DIRECTIONS | Each line below that includes the word "index" adds one to the count; give that count and nothing else.

>>>

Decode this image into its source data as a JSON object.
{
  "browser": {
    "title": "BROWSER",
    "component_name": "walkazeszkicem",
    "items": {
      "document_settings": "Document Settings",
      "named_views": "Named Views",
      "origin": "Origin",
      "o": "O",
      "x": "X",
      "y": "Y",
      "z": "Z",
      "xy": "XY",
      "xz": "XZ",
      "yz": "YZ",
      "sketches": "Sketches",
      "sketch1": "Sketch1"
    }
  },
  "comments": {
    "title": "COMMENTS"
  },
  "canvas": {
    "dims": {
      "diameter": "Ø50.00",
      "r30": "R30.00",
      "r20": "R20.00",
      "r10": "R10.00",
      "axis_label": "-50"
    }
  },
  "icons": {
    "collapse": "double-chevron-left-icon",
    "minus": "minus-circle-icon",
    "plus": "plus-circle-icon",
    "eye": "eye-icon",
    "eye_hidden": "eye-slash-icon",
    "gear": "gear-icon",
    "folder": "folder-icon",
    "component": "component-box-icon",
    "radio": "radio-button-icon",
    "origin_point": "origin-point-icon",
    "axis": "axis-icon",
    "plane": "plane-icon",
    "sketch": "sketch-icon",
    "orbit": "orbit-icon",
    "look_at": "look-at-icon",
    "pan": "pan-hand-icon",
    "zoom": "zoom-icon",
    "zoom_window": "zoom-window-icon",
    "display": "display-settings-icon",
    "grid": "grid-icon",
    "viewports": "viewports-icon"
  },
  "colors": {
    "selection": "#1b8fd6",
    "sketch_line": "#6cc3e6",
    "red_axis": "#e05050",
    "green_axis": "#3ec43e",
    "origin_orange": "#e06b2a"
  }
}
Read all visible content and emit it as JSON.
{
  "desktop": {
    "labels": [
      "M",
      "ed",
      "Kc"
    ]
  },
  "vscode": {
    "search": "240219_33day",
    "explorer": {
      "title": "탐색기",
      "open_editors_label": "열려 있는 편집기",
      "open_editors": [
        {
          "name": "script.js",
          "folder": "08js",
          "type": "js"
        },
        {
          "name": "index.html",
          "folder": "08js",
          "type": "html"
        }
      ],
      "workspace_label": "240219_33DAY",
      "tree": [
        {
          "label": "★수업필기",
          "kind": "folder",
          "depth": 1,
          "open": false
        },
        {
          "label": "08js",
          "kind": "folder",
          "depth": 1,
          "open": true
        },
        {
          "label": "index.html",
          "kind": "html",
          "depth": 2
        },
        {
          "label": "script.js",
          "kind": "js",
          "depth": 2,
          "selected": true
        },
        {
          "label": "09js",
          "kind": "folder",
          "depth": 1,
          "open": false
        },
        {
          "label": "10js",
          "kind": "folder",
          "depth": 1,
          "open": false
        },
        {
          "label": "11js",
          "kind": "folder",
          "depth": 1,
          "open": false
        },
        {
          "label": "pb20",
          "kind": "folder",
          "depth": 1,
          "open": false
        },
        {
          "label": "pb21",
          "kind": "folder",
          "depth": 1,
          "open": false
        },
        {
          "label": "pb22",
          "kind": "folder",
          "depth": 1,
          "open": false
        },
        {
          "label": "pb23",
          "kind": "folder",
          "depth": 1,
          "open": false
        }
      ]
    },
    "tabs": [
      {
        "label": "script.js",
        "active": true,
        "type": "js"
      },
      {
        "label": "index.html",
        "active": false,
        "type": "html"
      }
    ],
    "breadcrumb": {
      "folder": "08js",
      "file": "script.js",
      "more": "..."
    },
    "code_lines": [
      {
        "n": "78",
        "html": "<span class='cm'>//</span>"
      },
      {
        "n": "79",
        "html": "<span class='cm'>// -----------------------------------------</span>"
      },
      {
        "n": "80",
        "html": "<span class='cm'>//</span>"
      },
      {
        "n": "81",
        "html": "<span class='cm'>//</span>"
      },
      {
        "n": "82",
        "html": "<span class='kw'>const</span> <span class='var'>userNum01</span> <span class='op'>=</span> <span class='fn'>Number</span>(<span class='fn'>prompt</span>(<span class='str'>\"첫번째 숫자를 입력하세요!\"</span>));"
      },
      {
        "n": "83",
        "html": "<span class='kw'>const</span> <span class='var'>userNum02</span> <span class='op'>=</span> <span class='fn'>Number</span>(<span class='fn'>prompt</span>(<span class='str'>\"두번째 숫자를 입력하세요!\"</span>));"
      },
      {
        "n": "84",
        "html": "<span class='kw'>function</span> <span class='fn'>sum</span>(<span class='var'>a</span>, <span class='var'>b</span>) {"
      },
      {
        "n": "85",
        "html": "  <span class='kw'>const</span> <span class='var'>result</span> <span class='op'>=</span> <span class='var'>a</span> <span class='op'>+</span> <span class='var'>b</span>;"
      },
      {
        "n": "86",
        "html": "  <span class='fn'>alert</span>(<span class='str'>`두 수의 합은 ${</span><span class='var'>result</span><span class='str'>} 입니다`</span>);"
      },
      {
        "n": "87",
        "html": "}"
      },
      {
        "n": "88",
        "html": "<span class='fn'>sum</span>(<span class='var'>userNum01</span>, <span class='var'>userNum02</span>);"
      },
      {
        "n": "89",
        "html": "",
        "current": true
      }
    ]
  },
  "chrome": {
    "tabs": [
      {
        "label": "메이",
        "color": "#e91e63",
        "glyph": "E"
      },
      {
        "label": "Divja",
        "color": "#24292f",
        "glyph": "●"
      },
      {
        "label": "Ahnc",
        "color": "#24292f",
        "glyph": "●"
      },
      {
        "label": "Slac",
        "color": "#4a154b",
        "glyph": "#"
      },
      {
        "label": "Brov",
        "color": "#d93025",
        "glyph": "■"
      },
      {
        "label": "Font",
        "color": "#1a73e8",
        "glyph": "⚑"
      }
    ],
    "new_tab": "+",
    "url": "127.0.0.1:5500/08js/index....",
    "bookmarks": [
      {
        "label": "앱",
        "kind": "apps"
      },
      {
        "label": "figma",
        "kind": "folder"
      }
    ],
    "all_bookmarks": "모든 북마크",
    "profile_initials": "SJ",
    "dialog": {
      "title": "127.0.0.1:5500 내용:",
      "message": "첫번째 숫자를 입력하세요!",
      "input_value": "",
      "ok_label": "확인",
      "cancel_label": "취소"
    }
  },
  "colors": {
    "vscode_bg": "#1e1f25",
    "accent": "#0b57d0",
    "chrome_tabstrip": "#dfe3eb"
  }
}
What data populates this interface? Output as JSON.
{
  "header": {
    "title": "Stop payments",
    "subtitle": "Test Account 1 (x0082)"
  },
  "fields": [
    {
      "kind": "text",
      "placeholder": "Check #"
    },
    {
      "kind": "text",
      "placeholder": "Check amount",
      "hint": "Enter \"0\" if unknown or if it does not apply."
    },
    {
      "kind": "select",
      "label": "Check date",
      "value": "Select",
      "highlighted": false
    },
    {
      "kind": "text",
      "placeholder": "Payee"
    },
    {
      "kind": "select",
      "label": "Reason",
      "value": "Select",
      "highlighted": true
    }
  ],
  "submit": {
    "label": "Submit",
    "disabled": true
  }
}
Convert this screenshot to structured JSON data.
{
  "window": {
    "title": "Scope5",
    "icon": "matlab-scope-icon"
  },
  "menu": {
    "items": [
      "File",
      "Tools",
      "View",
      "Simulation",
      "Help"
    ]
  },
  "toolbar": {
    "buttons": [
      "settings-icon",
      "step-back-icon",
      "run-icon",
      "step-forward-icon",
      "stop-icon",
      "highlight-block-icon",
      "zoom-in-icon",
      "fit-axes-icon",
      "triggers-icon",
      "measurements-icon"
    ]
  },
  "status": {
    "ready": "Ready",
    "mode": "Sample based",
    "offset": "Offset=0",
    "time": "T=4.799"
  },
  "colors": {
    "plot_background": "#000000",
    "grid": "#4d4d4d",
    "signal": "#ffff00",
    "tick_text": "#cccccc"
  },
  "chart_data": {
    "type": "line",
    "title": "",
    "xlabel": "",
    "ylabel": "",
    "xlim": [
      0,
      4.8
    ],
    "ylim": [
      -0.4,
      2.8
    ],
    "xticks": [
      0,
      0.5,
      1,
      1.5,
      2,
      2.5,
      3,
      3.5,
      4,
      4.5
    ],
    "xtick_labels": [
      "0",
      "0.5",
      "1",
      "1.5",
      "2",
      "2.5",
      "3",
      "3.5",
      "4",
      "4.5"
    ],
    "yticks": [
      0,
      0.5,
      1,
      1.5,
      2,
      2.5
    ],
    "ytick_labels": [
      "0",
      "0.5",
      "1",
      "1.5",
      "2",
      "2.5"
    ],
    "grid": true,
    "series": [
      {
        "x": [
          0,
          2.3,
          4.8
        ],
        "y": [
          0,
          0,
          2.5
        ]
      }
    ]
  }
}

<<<

EXPECTED ANSWER | 4